Allen Ngo, 2015-11-19 (Update: 2015-11-21)
Allen Ngo
Allen Ngo - US Editor in Chief
After graduating with a B.S. in environmental hydrodynamics from the University of California, I studied reactor physics to become licensed by the U.S. NRC to operate nuclear reactors.
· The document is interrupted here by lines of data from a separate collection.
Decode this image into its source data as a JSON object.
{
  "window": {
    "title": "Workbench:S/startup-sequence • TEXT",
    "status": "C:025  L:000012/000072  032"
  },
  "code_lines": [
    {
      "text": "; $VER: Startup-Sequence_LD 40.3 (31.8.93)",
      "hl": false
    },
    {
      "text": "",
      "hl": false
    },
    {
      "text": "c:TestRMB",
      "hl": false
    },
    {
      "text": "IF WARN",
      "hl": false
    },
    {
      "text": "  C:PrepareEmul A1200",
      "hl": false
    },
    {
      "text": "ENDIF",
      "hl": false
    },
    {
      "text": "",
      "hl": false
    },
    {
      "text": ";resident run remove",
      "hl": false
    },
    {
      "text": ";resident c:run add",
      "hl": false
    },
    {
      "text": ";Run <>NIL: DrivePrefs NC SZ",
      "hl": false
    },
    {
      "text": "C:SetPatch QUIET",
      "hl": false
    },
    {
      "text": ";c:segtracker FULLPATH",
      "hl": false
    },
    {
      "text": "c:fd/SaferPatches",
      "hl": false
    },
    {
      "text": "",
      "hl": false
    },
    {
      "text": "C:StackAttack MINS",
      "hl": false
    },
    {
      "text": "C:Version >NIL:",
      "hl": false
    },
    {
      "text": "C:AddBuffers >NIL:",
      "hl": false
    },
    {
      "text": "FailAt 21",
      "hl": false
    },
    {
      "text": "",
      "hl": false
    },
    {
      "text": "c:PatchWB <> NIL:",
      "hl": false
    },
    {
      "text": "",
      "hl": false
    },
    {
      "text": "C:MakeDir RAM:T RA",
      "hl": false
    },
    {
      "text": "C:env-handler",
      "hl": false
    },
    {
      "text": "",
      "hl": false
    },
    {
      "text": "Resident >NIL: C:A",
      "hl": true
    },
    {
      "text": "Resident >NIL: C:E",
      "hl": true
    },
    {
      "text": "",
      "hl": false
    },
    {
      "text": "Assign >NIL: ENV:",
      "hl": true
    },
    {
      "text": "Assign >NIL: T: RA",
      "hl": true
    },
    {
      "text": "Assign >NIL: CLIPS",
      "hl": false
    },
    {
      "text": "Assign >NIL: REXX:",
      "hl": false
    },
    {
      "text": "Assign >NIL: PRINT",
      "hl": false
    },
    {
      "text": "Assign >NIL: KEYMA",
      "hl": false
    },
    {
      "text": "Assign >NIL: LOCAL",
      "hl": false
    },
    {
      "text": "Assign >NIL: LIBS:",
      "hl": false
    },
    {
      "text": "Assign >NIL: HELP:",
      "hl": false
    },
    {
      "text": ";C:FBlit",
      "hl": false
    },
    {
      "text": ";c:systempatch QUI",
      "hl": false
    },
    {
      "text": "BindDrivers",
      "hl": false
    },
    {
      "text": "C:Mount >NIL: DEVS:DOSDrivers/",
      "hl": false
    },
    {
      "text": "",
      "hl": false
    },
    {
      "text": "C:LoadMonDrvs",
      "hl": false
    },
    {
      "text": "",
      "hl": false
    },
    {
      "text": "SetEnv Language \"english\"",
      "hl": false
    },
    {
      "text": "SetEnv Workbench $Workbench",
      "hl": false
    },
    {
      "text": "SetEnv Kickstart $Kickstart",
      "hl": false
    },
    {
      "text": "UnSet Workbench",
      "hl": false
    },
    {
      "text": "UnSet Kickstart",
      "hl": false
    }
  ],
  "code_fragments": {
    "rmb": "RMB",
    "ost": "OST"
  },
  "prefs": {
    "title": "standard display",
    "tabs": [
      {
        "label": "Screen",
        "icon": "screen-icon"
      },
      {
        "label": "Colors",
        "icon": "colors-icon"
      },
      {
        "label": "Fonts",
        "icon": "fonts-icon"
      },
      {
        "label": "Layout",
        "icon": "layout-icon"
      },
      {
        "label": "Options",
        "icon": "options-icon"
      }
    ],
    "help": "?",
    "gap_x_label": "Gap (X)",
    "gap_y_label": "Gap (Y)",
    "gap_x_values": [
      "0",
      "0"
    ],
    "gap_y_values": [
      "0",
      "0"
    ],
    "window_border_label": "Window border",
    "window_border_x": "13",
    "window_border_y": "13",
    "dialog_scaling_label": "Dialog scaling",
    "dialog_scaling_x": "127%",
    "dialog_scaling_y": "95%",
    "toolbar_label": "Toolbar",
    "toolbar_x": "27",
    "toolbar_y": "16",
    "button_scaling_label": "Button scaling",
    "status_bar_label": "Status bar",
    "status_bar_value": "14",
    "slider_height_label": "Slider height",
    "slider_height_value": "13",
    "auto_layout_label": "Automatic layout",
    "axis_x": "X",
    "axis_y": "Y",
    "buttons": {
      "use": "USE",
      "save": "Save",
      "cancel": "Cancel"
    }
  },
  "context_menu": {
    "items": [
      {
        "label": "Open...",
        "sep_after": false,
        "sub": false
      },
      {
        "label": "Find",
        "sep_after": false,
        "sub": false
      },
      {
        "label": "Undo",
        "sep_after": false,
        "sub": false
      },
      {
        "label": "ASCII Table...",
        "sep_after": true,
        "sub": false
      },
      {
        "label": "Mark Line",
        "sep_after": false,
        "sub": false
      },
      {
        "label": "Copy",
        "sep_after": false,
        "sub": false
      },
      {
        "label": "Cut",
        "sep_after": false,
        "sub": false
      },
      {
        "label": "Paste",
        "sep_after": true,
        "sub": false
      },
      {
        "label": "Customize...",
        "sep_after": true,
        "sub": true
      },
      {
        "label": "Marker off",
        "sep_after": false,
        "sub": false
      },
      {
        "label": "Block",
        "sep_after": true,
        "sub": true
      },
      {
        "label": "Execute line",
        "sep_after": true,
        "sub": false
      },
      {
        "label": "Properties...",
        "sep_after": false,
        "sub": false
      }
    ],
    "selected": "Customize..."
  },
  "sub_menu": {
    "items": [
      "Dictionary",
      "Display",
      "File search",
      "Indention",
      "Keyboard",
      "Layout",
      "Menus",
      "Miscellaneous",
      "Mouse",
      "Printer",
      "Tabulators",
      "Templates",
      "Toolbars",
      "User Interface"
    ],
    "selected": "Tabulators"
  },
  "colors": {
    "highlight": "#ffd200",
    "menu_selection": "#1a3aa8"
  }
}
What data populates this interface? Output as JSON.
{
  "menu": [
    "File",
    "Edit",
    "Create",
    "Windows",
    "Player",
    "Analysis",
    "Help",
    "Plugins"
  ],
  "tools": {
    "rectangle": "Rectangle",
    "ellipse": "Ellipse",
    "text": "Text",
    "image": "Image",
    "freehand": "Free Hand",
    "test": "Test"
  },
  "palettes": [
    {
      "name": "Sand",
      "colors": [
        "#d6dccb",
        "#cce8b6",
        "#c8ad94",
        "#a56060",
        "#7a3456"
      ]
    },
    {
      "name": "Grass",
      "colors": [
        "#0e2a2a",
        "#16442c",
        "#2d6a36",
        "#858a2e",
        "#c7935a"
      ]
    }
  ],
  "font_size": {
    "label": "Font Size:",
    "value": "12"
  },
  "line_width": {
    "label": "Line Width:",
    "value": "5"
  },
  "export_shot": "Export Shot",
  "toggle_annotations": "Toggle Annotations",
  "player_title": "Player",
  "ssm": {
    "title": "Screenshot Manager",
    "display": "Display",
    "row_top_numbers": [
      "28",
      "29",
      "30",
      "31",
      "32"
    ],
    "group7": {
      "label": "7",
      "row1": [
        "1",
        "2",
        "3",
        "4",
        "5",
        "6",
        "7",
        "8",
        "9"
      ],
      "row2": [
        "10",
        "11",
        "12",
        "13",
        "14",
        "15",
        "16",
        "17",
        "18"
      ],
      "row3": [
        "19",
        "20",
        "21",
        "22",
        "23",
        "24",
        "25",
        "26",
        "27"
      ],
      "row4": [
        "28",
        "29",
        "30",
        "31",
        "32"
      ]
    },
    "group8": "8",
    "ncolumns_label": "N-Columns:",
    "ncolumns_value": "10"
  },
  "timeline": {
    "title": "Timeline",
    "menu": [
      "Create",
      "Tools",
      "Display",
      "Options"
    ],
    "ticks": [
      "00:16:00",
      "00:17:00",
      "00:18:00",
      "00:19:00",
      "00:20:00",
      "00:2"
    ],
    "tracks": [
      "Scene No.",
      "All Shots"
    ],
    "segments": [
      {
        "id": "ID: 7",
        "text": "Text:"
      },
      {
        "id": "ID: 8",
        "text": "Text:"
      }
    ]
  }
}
There's a striking level of appreciation you gain for everyday consumer electronics after working with modern nuclear reactivity systems astonishingly powered by computers from the 80s. When I'm not managing day-to-day activities and US review articles on Notebookcheck, you can catch me following the eSports scene and the latest gaming news.